Matchday 10 saw Verona travelling to Torino, their closest challengers at that point. Torino were breathing down their collective necks; a win for the Turinese would have seen them overtake Verona at the top. Verona, in keeping with their season, kept their heads above the water and emerged with a hard fought 2-1 victory to take a 3-point lead at the summit.

In the next few matches, Verona and Torino matched each other’s results – when Verona drew goalless against Como, Torino laboured to a 0-0 against Atalanta. Verona followed that up with a 1-1 draw against Atalanta and Torino fought out a thrilling 2-2 draw against Fiorentina. On Matchday 15, at the halfway point of the campaign, Verona suffered their first defeat of the season. Without the suspended Galderisi and the ailing Elkjaer, the Gialoblu went down to a late goal at Avellino and allowed Internazionale to close the gap at the top to just 1 point.

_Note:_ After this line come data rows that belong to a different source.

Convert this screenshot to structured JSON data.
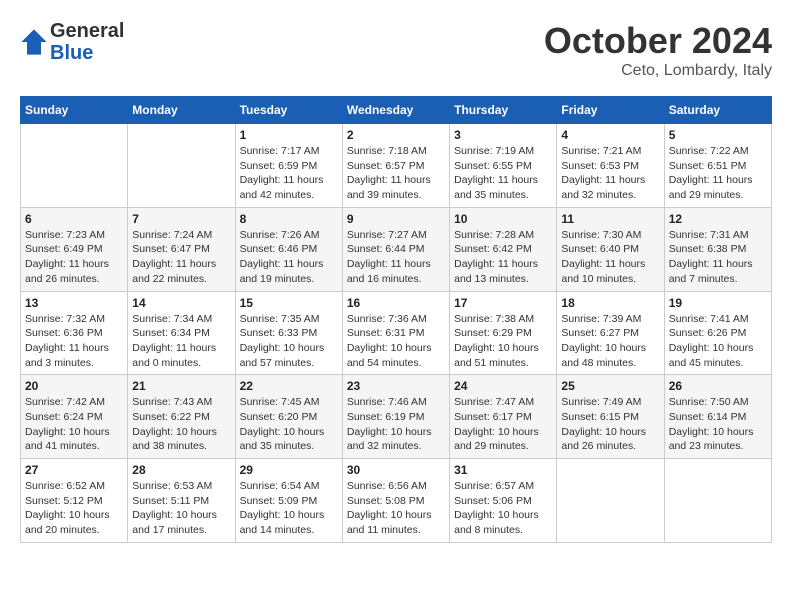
{
  "header": {
    "logo": {
      "general": "General",
      "blue": "Blue"
    },
    "title": "October 2024",
    "subtitle": "Ceto, Lombardy, Italy"
  },
  "calendar": {
    "weekdays": [
      "Sunday",
      "Monday",
      "Tuesday",
      "Wednesday",
      "Thursday",
      "Friday",
      "Saturday"
    ],
    "weeks": [
      [
        {
          "day": "",
          "sunrise": "",
          "sunset": "",
          "daylight": ""
        },
        {
          "day": "",
          "sunrise": "",
          "sunset": "",
          "daylight": ""
        },
        {
          "day": "1",
          "sunrise": "Sunrise: 7:17 AM",
          "sunset": "Sunset: 6:59 PM",
          "daylight": "Daylight: 11 hours and 42 minutes."
        },
        {
          "day": "2",
          "sunrise": "Sunrise: 7:18 AM",
          "sunset": "Sunset: 6:57 PM",
          "daylight": "Daylight: 11 hours and 39 minutes."
        },
        {
          "day": "3",
          "sunrise": "Sunrise: 7:19 AM",
          "sunset": "Sunset: 6:55 PM",
          "daylight": "Daylight: 11 hours and 35 minutes."
        },
        {
          "day": "4",
          "sunrise": "Sunrise: 7:21 AM",
          "sunset": "Sunset: 6:53 PM",
          "daylight": "Daylight: 11 hours and 32 minutes."
        },
        {
          "day": "5",
          "sunrise": "Sunrise: 7:22 AM",
          "sunset": "Sunset: 6:51 PM",
          "daylight": "Daylight: 11 hours and 29 minutes."
        }
      ],
      [
        {
          "day": "6",
          "sunrise": "Sunrise: 7:23 AM",
          "sunset": "Sunset: 6:49 PM",
          "daylight": "Daylight: 11 hours and 26 minutes."
        },
        {
          "day": "7",
          "sunrise": "Sunrise: 7:24 AM",
          "sunset": "Sunset: 6:47 PM",
          "daylight": "Daylight: 11 hours and 22 minutes."
        },
        {
          "day": "8",
          "sunrise": "Sunrise: 7:26 AM",
          "sunset": "Sunset: 6:46 PM",
          "daylight": "Daylight: 11 hours and 19 minutes."
        },
        {
          "day": "9",
          "sunrise": "Sunrise: 7:27 AM",
          "sunset": "Sunset: 6:44 PM",
          "daylight": "Daylight: 11 hours and 16 minutes."
        },
        {
          "day": "10",
          "sunrise": "Sunrise: 7:28 AM",
          "sunset": "Sunset: 6:42 PM",
          "daylight": "Daylight: 11 hours and 13 minutes."
        },
        {
          "day": "11",
          "sunrise": "Sunrise: 7:30 AM",
          "sunset": "Sunset: 6:40 PM",
          "daylight": "Daylight: 11 hours and 10 minutes."
        },
        {
          "day": "12",
          "sunrise": "Sunrise: 7:31 AM",
          "sunset": "Sunset: 6:38 PM",
          "daylight": "Daylight: 11 hours and 7 minutes."
        }
      ],
      [
        {
          "day": "13",
          "sunrise": "Sunrise: 7:32 AM",
          "sunset": "Sunset: 6:36 PM",
          "daylight": "Daylight: 11 hours and 3 minutes."
        },
        {
          "day": "14",
          "sunrise": "Sunrise: 7:34 AM",
          "sunset": "Sunset: 6:34 PM",
          "daylight": "Daylight: 11 hours and 0 minutes."
        },
        {
          "day": "15",
          "sunrise": "Sunrise: 7:35 AM",
          "sunset": "Sunset: 6:33 PM",
          "daylight": "Daylight: 10 hours and 57 minutes."
        },
        {
          "day": "16",
          "sunrise": "Sunrise: 7:36 AM",
          "sunset": "Sunset: 6:31 PM",
          "daylight": "Daylight: 10 hours and 54 minutes."
        },
        {
          "day": "17",
          "sunrise": "Sunrise: 7:38 AM",
          "sunset": "Sunset: 6:29 PM",
          "daylight": "Daylight: 10 hours and 51 minutes."
        },
        {
          "day": "18",
          "sunrise": "Sunrise: 7:39 AM",
          "sunset": "Sunset: 6:27 PM",
          "daylight": "Daylight: 10 hours and 48 minutes."
        },
        {
          "day": "19",
          "sunrise": "Sunrise: 7:41 AM",
          "sunset": "Sunset: 6:26 PM",
          "daylight": "Daylight: 10 hours and 45 minutes."
        }
      ],
      [
        {
          "day": "20",
          "sunrise": "Sunrise: 7:42 AM",
          "sunset": "Sunset: 6:24 PM",
          "daylight": "Daylight: 10 hours and 41 minutes."
        },
        {
          "day": "21",
          "sunrise": "Sunrise: 7:43 AM",
          "sunset": "Sunset: 6:22 PM",
          "daylight": "Daylight: 10 hours and 38 minutes."
        },
        {
          "day": "22",
          "sunrise": "Sunrise: 7:45 AM",
          "sunset": "Sunset: 6:20 PM",
          "daylight": "Daylight: 10 hours and 35 minutes."
        },
        {
          "day": "23",
          "sunrise": "Sunrise: 7:46 AM",
          "sunset": "Sunset: 6:19 PM",
          "daylight": "Daylight: 10 hours and 32 minutes."
        },
        {
          "day": "24",
          "sunrise": "Sunrise: 7:47 AM",
          "sunset": "Sunset: 6:17 PM",
          "daylight": "Daylight: 10 hours and 29 minutes."
        },
        {
          "day": "25",
          "sunrise": "Sunrise: 7:49 AM",
          "sunset": "Sunset: 6:15 PM",
          "daylight": "Daylight: 10 hours and 26 minutes."
        },
        {
          "day": "26",
          "sunrise": "Sunrise: 7:50 AM",
          "sunset": "Sunset: 6:14 PM",
          "daylight": "Daylight: 10 hours and 23 minutes."
        }
      ],
      [
        {
          "day": "27",
          "sunrise": "Sunrise: 6:52 AM",
          "sunset": "Sunset: 5:12 PM",
          "daylight": "Daylight: 10 hours and 20 minutes."
        },
        {
          "day": "28",
          "sunrise": "Sunrise: 6:53 AM",
          "sunset": "Sunset: 5:11 PM",
          "daylight": "Daylight: 10 hours and 17 minutes."
        },
        {
          "day": "29",
          "sunrise": "Sunrise: 6:54 AM",
          "sunset": "Sunset: 5:09 PM",
          "daylight": "Daylight: 10 hours and 14 minutes."
        },
        {
          "day": "30",
          "sunrise": "Sunrise: 6:56 AM",
          "sunset": "Sunset: 5:08 PM",
          "daylight": "Daylight: 10 hours and 11 minutes."
        },
        {
          "day": "31",
          "sunrise": "Sunrise: 6:57 AM",
          "sunset": "Sunset: 5:06 PM",
          "daylight": "Daylight: 10 hours and 8 minutes."
        },
        {
          "day": "",
          "sunrise": "",
          "sunset": "",
          "daylight": ""
        },
        {
          "day": "",
          "sunrise": "",
          "sunset": "",
          "daylight": ""
        }
      ]
    ]
  }
}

Verona were involved in another cracking game on Matchday 18 as they travelled to Udine to face mid-table Udinese. The visitors took an early 3-0 lead only to sit back and get complacent. Udinese ate away at the Verona advantage and levelled the tie at 3-3 with half an hour still to play. But Verona replied and, as was the norm, it was Briegel and Elkjaer who restored their advantage (it finished 5-3 in the end).

Internazionale came calling at the Bentegodi next but were held to a 1-1 draw by the would-be champions with Briegel heading in the equaliser for the hosts who were without 6 first-team players as flu had struck the camp on the eve of the game (legend has it that Bagnoli served his players piping hot tea at half-time to prevent them from showing any ill effects of the fever). Verona managed to scrape a 1-1 draw at Juventus the following week and scraped past a determined AS Roma side 1-0 with Elkjaer scoring the solitary goal. As Verona continued to collect points, Inter suffered a slip and lost two games in between. Verona suffered only their second defeat of the season at the hands of Torino but were held to a 0-0 by AC Milan but kept their noses in front at the top of the table as their rivals continued to flounder and failed to pounce on Verona’s blip.

Verona needed only a point to clinch the Scudetto on the penultimate Matchday as they travelled to Atalanta. Elkjaer cancelled out Atalanta’s goal and after a truly agonising second half, in which the hosts missed two glorious chances, Verona clung on by the seat of their pants to send the long suffering fans into delirium.

The Gialoblu strolled past Avellino 4-2 at the Bentegodi on the final day of the season to coronate their Scudetto win as the city, so far known more for William Shakespeare’s work, immortalised itself in Serie A folklore.

This remarkable story cannot be fully told without mentioning the team’s defence – they only conceded 19 goals in 30 games with the goalkeeper Claudio Grella an absolute monster in-between the sticks. Club captain and libero, Roberto Tricella, was a mainstay in front of him and was ably supported by Silvano Fontolan, Mauro Ferroni and Luciano Marangon.

As it turned out, this was the only season when the referees would be allotted at random; the Italian FA committee chose to pair referees with their favoured clubs from the following season again and it doesn’t take a complex mathematical equation to work out who was crowned champions in the 1985-86 season (it was Juventus, in case you hadn’t worked that one out).

Many Serie A fans firmly believe this was the only Scudetto which was controversy-free and was fairly contested. Verona’s triumph holds a special place in the hearts of most fans as it broke the stranglehold the big cities had on the Scudetto and gave wings to the dreams the fans of other clubs had, of seeing their team being crowned champions one day.

Advertisements

Leave a Reply

Fill in your details below or click an icon to log in:

WordPress.com Logo

You are commenting using your WordPress.com account. Log Out / Change )

Twitter picture

You are commenting using your Twitter account. Log Out / Change )

Facebook photo

You are commenting using your Facebook account. Log Out / Change )

Google+ photo

You are commenting using your Google+ account. Log Out / Change )

Connecting to %s